Activity
Copy the entries below word for word, but omit any pictures they contain.

(Items listed in a dataset)
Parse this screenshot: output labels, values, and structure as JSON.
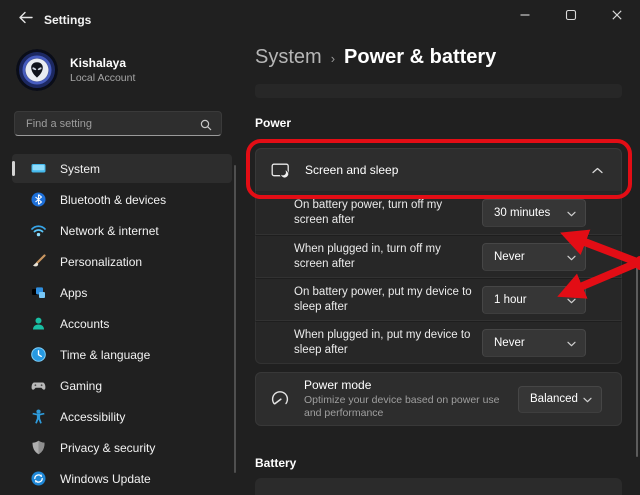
{
  "titlebar": {
    "app_title": "Settings"
  },
  "window_controls": {
    "minimize": "minimize",
    "maximize": "maximize",
    "close": "close"
  },
  "user": {
    "name": "Kishalaya",
    "type": "Local Account"
  },
  "search": {
    "placeholder": "Find a setting"
  },
  "sidebar": {
    "items": [
      {
        "label": "System",
        "icon": "system-icon",
        "selected": true
      },
      {
        "label": "Bluetooth & devices",
        "icon": "bluetooth-icon",
        "selected": false
      },
      {
        "label": "Network & internet",
        "icon": "network-icon",
        "selected": false
      },
      {
        "label": "Personalization",
        "icon": "personalization-icon",
        "selected": false
      },
      {
        "label": "Apps",
        "icon": "apps-icon",
        "selected": false
      },
      {
        "label": "Accounts",
        "icon": "accounts-icon",
        "selected": false
      },
      {
        "label": "Time & language",
        "icon": "time-language-icon",
        "selected": false
      },
      {
        "label": "Gaming",
        "icon": "gaming-icon",
        "selected": false
      },
      {
        "label": "Accessibility",
        "icon": "accessibility-icon",
        "selected": false
      },
      {
        "label": "Privacy & security",
        "icon": "privacy-security-icon",
        "selected": false
      },
      {
        "label": "Windows Update",
        "icon": "windows-update-icon",
        "selected": false
      }
    ]
  },
  "header": {
    "breadcrumb_root": "System",
    "breadcrumb_sep": "›",
    "page_title": "Power & battery"
  },
  "main": {
    "power_heading": "Power",
    "expander": {
      "title": "Screen and sleep",
      "state_icon": "chevron-up"
    },
    "rows": [
      {
        "label": "On battery power, turn off my screen after",
        "value": "30 minutes"
      },
      {
        "label": "When plugged in, turn off my screen after",
        "value": "Never"
      },
      {
        "label": "On battery power, put my device to sleep after",
        "value": "1 hour"
      },
      {
        "label": "When plugged in, put my device to sleep after",
        "value": "Never"
      }
    ],
    "power_mode": {
      "title": "Power mode",
      "subtitle": "Optimize your device based on power use and performance",
      "value": "Balanced"
    },
    "battery_heading": "Battery"
  },
  "icons": {
    "back": "arrow-left",
    "search": "magnifier",
    "dropdown": "chevron-down",
    "expander": "chevron-up"
  },
  "annotation": {
    "color": "#e30d15",
    "highlight": "Screen and sleep section",
    "arrow_targets": [
      "30 minutes",
      "1 hour"
    ]
  }
}
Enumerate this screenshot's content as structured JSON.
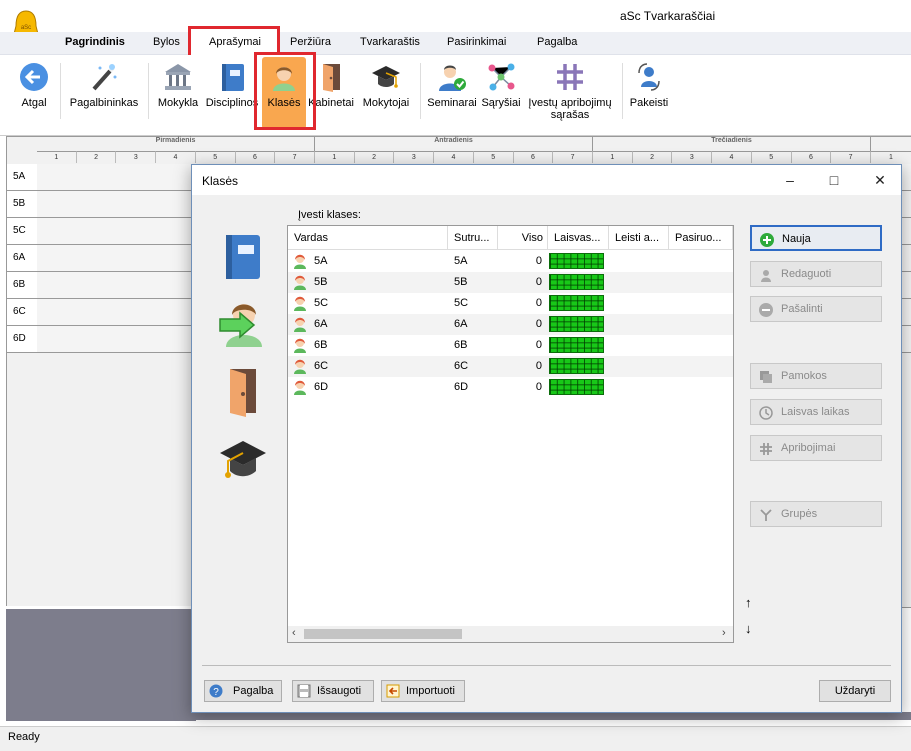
{
  "app": {
    "title": "aSc Tvarkaraščiai"
  },
  "menu": {
    "tabs": [
      {
        "label": "Pagrindinis"
      },
      {
        "label": "Bylos"
      },
      {
        "label": "Aprašymai"
      },
      {
        "label": "Peržiūra"
      },
      {
        "label": "Tvarkaraštis"
      },
      {
        "label": "Pasirinkimai"
      },
      {
        "label": "Pagalba"
      }
    ]
  },
  "ribbon": {
    "buttons": [
      {
        "label": "Atgal",
        "icon": "back-arrow-icon"
      },
      {
        "label": "Pagalbininkas",
        "icon": "magic-wand-icon"
      },
      {
        "label": "Mokykla",
        "icon": "school-building-icon"
      },
      {
        "label": "Disciplinos",
        "icon": "book-icon"
      },
      {
        "label": "Klasės",
        "icon": "class-student-icon"
      },
      {
        "label": "Kabinetai",
        "icon": "door-icon"
      },
      {
        "label": "Mokytojai",
        "icon": "graduation-cap-icon"
      },
      {
        "label": "Seminarai",
        "icon": "teacher-check-icon"
      },
      {
        "label": "Sąryšiai",
        "icon": "network-icon"
      },
      {
        "label": "Įvestų apribojimų sąrašas",
        "icon": "hash-grid-icon"
      },
      {
        "label": "Pakeisti",
        "icon": "swap-person-icon"
      }
    ]
  },
  "timetable": {
    "days": [
      "Pirmadienis",
      "Antradienis",
      "Trečiadienis"
    ],
    "periods": [
      "1",
      "2",
      "3",
      "4",
      "5",
      "6",
      "7"
    ],
    "extra_period": "1",
    "rows": [
      "5A",
      "5B",
      "5C",
      "6A",
      "6B",
      "6C",
      "6D"
    ]
  },
  "dialog": {
    "title": "Klasės",
    "list_label": "Įvesti klases:",
    "columns": [
      "Vardas",
      "Sutru...",
      "Viso",
      "Laisvas...",
      "Leisti a...",
      "Pasiruo..."
    ],
    "rows": [
      {
        "name": "5A",
        "short": "5A",
        "total": "0"
      },
      {
        "name": "5B",
        "short": "5B",
        "total": "0"
      },
      {
        "name": "5C",
        "short": "5C",
        "total": "0"
      },
      {
        "name": "6A",
        "short": "6A",
        "total": "0"
      },
      {
        "name": "6B",
        "short": "6B",
        "total": "0"
      },
      {
        "name": "6C",
        "short": "6C",
        "total": "0"
      },
      {
        "name": "6D",
        "short": "6D",
        "total": "0"
      }
    ],
    "actions": {
      "new": "Nauja",
      "edit": "Redaguoti",
      "delete": "Pašalinti",
      "lessons": "Pamokos",
      "free_time": "Laisvas laikas",
      "constraints": "Apribojimai",
      "groups": "Grupės"
    },
    "footer": {
      "help": "Pagalba",
      "save": "Išsaugoti",
      "import": "Importuoti",
      "close": "Uždaryti"
    }
  },
  "status": {
    "text": "Ready"
  },
  "colors": {
    "accent": "#2f6bc5",
    "highlight": "#e0282f",
    "active_tab": "#f9a74f",
    "availability": "#18c818"
  }
}
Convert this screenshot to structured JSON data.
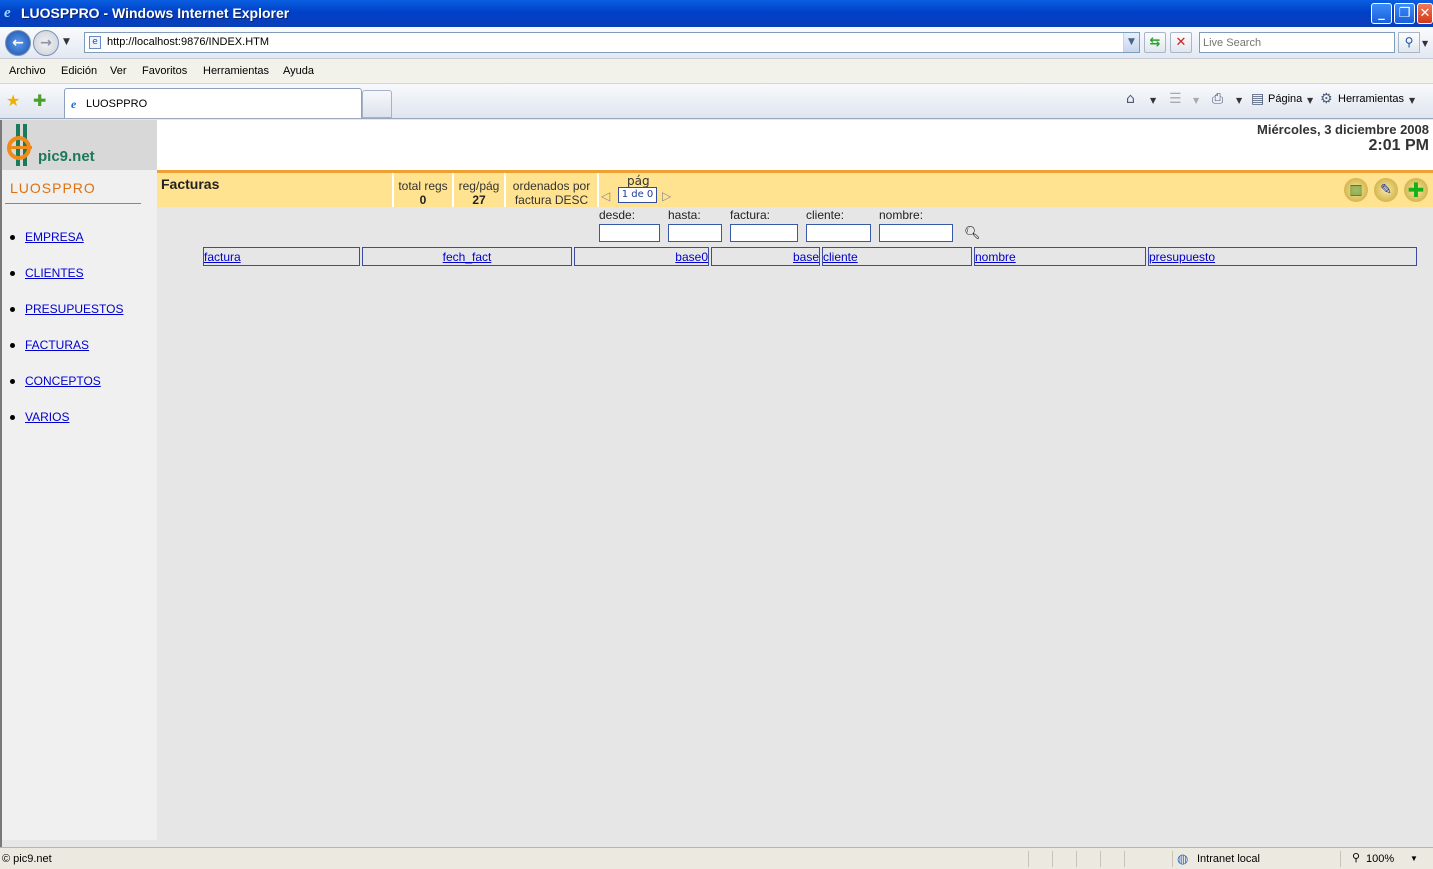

Solution for this exercise
Parse this screenshot: output labels, values, and structure as JSON.
{
  "titlebar": {
    "app_title": "Settings"
  },
  "window_controls": {
    "minimize": "minimize",
    "maximize": "maximize",
    "close": "close"
  },
  "user": {
    "name": "Kishalaya",
    "type": "Local Account"
  },
  "search": {
    "placeholder": "Find a setting"
  },
  "sidebar": {
    "items": [
      {
        "label": "System",
        "icon": "system-icon",
        "selected": true
      },
      {
        "label": "Bluetooth & devices",
        "icon": "bluetooth-icon",
        "selected": false
      },
      {
        "label": "Network & internet",
        "icon": "network-icon",
        "selected": false
      },
      {
        "label": "Personalization",
        "icon": "personalization-icon",
        "selected": false
      },
      {
        "label": "Apps",
        "icon": "apps-icon",
        "selected": false
      },
      {
        "label": "Accounts",
        "icon": "accounts-icon",
        "selected": false
      },
      {
        "label": "Time & language",
        "icon": "time-language-icon",
        "selected": false
      },
      {
        "label": "Gaming",
        "icon": "gaming-icon",
        "selected": false
      },
      {
        "label": "Accessibility",
        "icon": "accessibility-icon",
        "selected": false
      },
      {
        "label": "Privacy & security",
        "icon": "privacy-security-icon",
        "selected": false
      },
      {
        "label": "Windows Update",
        "icon": "windows-update-icon",
        "selected": false
      }
    ]
  },
  "header": {
    "breadcrumb_root": "System",
    "breadcrumb_sep": "›",
    "page_title": "Power & battery"
  },
  "main": {
    "power_heading": "Power",
    "expander": {
      "title": "Screen and sleep",
      "state_icon": "chevron-up"
    },
    "rows": [
      {
        "label": "On battery power, turn off my screen after",
        "value": "30 minutes"
      },
      {
        "label": "When plugged in, turn off my screen after",
        "value": "Never"
      },
      {
        "label": "On battery power, put my device to sleep after",
        "value": "1 hour"
      },
      {
        "label": "When plugged in, put my device to sleep after",
        "value": "Never"
      }
    ],
    "power_mode": {
      "title": "Power mode",
      "subtitle": "Optimize your device based on power use and performance",
      "value": "Balanced"
    },
    "battery_heading": "Battery"
  },
  "icons": {
    "back": "arrow-left",
    "search": "magnifier",
    "dropdown": "chevron-down",
    "expander": "chevron-up"
  },
  "annotation": {
    "color": "#e30d15",
    "highlight": "Screen and sleep section",
    "arrow_targets": [
      "30 minutes",
      "1 hour"
    ]
  }
}
Enumerate this screenshot's content as structured JSON.
{
  "app": {
    "title": "aSc Tvarkaraščiai"
  },
  "menu": {
    "tabs": [
      {
        "label": "Pagrindinis"
      },
      {
        "label": "Bylos"
      },
      {
        "label": "Aprašymai"
      },
      {
        "label": "Peržiūra"
      },
      {
        "label": "Tvarkaraštis"
      },
      {
        "label": "Pasirinkimai"
      },
      {
        "label": "Pagalba"
      }
    ]
  },
  "ribbon": {
    "buttons": [
      {
        "label": "Atgal",
        "icon": "back-arrow-icon"
      },
      {
        "label": "Pagalbininkas",
        "icon": "magic-wand-icon"
      },
      {
        "label": "Mokykla",
        "icon": "school-building-icon"
      },
      {
        "label": "Disciplinos",
        "icon": "book-icon"
      },
      {
        "label": "Klasės",
        "icon": "class-student-icon"
      },
      {
        "label": "Kabinetai",
        "icon": "door-icon"
      },
      {
        "label": "Mokytojai",
        "icon": "graduation-cap-icon"
      },
      {
        "label": "Seminarai",
        "icon": "teacher-check-icon"
      },
      {
        "label": "Sąryšiai",
        "icon": "network-icon"
      },
      {
        "label": "Įvestų apribojimų sąrašas",
        "icon": "hash-grid-icon"
      },
      {
        "label": "Pakeisti",
        "icon": "swap-person-icon"
      }
    ]
  },
  "timetable": {
    "days": [
      "Pirmadienis",
      "Antradienis",
      "Trečiadienis"
    ],
    "periods": [
      "1",
      "2",
      "3",
      "4",
      "5",
      "6",
      "7"
    ],
    "extra_period": "1",
    "rows": [
      "5A",
      "5B",
      "5C",
      "6A",
      "6B",
      "6C",
      "6D"
    ]
  },
  "dialog": {
    "title": "Klasės",
    "list_label": "Įvesti klases:",
    "columns": [
      "Vardas",
      "Sutru...",
      "Viso",
      "Laisvas...",
      "Leisti a...",
      "Pasiruo..."
    ],
    "rows": [
      {
        "name": "5A",
        "short": "5A",
        "total": "0"
      },
      {
        "name": "5B",
        "short": "5B",
        "total": "0"
      },
      {
        "name": "5C",
        "short": "5C",
        "total": "0"
      },
      {
        "name": "6A",
        "short": "6A",
        "total": "0"
      },
      {
        "name": "6B",
        "short": "6B",
        "total": "0"
      },
      {
        "name": "6C",
        "short": "6C",
        "total": "0"
      },
      {
        "name": "6D",
        "short": "6D",
        "total": "0"
      }
    ],
    "actions": {
      "new": "Nauja",
      "edit": "Redaguoti",
      "delete": "Pašalinti",
      "lessons": "Pamokos",
      "free_time": "Laisvas laikas",
      "constraints": "Apribojimai",
      "groups": "Grupės"
    },
    "footer": {
      "help": "Pagalba",
      "save": "Išsaugoti",
      "import": "Importuoti",
      "close": "Uždaryti"
    }
  },
  "status": {
    "text": "Ready"
  },
  "colors": {
    "accent": "#2f6bc5",
    "highlight": "#e0282f",
    "active_tab": "#f9a74f",
    "availability": "#18c818"
  }
}
Convert this screenshot to structured JSON data.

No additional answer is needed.